Stored data entries
>>>>

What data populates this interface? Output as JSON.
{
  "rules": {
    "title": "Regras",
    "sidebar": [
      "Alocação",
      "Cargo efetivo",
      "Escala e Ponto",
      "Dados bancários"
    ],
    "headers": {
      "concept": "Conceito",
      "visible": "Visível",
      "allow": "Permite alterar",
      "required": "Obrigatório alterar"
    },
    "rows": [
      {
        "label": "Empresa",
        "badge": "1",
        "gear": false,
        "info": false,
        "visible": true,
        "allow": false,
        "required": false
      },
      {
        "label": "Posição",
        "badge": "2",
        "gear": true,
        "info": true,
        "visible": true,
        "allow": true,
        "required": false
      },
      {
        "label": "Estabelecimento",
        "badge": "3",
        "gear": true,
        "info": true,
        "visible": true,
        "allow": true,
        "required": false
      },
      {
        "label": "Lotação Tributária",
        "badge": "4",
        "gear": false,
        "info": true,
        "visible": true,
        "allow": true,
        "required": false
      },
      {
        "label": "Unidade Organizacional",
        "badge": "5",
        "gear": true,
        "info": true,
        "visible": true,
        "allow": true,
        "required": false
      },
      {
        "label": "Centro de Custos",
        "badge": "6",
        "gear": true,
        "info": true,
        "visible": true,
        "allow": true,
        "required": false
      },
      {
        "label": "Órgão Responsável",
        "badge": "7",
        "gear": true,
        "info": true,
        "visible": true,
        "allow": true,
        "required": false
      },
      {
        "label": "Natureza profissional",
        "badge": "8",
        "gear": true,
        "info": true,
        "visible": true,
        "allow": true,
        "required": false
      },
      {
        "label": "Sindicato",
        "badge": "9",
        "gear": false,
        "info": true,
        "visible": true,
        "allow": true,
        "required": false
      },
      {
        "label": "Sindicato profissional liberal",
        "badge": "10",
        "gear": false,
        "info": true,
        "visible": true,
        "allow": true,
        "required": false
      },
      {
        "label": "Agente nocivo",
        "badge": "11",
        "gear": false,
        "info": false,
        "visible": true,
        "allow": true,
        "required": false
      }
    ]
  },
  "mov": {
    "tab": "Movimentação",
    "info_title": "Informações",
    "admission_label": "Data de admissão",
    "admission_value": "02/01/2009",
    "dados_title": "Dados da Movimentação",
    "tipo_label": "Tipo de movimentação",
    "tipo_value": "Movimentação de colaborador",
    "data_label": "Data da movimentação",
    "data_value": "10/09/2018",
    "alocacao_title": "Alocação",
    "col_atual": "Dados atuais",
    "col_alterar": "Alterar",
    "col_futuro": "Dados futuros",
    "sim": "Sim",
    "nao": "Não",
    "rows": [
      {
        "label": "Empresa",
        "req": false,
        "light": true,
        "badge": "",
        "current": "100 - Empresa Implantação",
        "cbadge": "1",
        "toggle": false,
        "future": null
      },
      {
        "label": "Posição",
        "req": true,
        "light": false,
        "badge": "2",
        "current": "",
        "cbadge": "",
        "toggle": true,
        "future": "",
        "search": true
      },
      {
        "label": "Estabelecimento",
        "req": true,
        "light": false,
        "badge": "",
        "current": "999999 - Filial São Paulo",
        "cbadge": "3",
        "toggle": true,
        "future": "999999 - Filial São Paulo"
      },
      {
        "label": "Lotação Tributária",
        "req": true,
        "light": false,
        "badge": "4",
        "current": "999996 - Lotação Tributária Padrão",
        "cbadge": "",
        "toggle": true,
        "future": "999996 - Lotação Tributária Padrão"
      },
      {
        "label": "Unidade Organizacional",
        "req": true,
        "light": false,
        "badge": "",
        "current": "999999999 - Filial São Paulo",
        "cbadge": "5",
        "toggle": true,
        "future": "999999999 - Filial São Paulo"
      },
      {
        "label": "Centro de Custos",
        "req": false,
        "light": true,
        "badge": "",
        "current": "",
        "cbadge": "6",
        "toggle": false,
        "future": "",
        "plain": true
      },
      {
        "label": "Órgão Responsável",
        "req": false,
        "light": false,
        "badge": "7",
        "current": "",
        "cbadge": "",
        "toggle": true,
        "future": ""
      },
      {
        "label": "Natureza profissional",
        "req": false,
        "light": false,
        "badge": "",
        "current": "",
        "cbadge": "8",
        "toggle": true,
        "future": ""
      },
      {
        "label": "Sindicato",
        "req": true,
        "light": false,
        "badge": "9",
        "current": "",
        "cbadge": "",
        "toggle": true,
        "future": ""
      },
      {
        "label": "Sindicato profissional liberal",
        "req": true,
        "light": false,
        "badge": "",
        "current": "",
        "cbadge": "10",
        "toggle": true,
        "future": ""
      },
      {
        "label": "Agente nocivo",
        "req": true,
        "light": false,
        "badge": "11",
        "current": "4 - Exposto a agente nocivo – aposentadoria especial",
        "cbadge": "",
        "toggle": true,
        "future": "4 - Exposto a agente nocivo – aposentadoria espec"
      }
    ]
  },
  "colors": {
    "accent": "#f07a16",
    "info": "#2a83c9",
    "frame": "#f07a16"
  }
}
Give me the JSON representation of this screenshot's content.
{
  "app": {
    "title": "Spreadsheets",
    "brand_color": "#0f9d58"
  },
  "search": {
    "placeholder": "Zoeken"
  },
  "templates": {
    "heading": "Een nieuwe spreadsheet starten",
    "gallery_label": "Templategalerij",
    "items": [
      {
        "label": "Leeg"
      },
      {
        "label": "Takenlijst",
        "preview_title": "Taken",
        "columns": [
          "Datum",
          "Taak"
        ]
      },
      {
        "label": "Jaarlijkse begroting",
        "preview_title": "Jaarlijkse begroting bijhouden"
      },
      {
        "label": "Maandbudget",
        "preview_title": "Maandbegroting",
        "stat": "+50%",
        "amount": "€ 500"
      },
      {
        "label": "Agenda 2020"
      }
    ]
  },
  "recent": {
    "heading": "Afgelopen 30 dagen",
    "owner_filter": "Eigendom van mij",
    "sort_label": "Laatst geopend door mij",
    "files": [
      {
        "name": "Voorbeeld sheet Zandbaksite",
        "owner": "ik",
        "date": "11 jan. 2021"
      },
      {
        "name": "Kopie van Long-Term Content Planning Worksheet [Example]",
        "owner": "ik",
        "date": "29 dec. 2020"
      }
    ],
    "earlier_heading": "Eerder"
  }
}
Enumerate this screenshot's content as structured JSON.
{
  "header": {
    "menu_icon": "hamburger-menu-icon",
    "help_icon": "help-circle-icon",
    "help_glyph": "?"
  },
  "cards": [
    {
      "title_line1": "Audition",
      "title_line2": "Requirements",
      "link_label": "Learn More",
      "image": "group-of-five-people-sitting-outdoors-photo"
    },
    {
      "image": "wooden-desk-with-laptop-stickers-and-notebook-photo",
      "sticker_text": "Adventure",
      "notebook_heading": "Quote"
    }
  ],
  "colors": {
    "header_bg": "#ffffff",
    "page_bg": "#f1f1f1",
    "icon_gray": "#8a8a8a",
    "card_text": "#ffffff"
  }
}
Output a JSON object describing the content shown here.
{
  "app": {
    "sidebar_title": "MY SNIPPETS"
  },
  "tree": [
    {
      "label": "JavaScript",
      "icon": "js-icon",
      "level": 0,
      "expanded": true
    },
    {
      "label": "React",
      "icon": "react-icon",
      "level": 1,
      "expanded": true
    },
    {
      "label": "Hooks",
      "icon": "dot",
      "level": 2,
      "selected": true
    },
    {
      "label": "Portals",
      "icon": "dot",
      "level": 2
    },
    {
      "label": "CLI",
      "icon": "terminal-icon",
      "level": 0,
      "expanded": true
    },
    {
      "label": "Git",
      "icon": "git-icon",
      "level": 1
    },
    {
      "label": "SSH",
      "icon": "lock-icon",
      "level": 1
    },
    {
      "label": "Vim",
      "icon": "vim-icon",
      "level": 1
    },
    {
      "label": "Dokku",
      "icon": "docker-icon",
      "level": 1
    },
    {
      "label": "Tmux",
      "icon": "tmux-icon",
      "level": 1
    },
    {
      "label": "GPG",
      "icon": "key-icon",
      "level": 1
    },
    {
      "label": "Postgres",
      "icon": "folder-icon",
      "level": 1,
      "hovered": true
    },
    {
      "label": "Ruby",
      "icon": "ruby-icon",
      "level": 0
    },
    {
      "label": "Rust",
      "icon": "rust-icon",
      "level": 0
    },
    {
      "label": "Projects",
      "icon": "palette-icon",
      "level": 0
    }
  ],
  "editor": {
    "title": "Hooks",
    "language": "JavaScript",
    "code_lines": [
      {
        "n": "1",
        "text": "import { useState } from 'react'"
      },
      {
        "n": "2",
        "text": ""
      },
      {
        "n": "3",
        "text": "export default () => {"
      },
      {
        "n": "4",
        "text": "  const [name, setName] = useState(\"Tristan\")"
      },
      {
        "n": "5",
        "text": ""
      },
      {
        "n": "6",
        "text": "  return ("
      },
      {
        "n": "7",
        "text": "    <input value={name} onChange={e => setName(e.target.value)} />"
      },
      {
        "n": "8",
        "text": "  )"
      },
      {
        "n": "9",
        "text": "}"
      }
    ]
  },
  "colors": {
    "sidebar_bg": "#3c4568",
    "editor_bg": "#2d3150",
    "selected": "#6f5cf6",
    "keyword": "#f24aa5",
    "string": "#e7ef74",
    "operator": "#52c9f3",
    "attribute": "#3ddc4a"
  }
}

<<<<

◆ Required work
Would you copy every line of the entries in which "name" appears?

◆ Response for this exercise
        "name": "Voorbeeld sheet Zandbaksite",
        "name": "Kopie van Long-Term Content Planning Worksheet [Example]",
        "text": "  const [name, setName] = useState(\"Tristan\")"
        "text": "    <input value={name} onChange={e => setName(e.target.value)} />"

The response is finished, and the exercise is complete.